Species of Rhizobium bacteria form a symbiosis with legume roots where they fix atmospheric nitrogen and provide this to the host plant. Many rhizobia also utilise nitrate/nitrite and must carefully regulate this pathway to control nitric oxide formation, which inactivates nitrogenase. The legume-Rhizobium symbiosis has significant benefits for agricultural sustainability by decreasing the need for synthetic nitrogen fertilisers and associated environmental pollution. Furthermore, legume breakdown returns nitrogen to the surrounding soil and acts as a green fertiliser to enhance soil health.
Surprisingly little is known about the molecular mechanisms of rhizobial growth, its link to nitrogen utilisation and plant colonisation via infection thread structures. Bacterial growth can take place either at lateral or polar locations driven by cytoskeletal proteins. Rhizobiales species exhibit polar growth but very little is understood of the cytoskeletal network that controls this growth in these bacteria. Polar cytoskeletal complexes have been extensively studied in a different group of bacteria, the actinomycetes, where cytoskeletal complexes are not only essential for polar growth but also for cellular organisation of proteins with wide ranging functions.
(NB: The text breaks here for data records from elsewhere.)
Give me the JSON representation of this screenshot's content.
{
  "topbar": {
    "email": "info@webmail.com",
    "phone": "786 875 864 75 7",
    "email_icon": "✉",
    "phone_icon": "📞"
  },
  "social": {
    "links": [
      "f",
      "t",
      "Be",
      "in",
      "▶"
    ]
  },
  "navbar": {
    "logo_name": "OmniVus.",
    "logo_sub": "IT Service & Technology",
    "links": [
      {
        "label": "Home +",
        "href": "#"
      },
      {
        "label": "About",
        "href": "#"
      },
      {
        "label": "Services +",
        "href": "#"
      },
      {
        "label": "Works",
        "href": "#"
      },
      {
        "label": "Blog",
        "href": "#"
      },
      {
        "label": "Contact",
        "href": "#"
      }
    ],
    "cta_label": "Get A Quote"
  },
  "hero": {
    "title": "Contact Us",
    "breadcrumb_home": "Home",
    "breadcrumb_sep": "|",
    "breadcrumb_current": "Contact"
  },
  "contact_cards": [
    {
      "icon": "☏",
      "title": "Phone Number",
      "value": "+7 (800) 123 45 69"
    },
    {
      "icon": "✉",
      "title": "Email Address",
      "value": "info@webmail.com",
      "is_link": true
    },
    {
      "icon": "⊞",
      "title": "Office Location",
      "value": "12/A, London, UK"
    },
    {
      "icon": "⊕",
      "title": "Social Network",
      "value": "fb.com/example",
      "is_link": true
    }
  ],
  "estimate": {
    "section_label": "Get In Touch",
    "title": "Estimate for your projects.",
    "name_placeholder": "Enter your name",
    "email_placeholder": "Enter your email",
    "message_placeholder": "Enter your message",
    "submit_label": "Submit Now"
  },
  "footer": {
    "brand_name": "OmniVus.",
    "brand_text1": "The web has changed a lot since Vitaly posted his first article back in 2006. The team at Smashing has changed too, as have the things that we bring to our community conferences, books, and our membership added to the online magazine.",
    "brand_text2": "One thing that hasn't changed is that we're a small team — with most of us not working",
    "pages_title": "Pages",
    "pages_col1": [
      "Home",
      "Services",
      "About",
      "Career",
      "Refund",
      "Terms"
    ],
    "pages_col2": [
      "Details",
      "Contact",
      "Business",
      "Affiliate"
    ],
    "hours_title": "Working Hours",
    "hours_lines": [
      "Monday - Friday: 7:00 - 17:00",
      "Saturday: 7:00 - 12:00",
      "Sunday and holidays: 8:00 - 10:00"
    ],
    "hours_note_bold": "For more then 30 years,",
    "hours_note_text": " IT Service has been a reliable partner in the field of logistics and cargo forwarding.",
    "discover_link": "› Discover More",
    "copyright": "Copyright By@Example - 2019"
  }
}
This work will identify the molecular basis for polar growth amongst the Rhizobiales and determine how the rhizobial cytoskeleton controls the cellular localisation of enzymes for N-fixation and N-cycling. With our industrial partner (PGRO), we will study the sequence divergence of both cytoskeletal and N-cycling proteins by analysing field samples from selected UK locations. Overall, this work will shed new light on how the bacterial cytoskeleton affects the legume-Rhizobium symbiosis and regulates symbiotic nitrogen-fixation in agricultural contexts.
University of East Anglia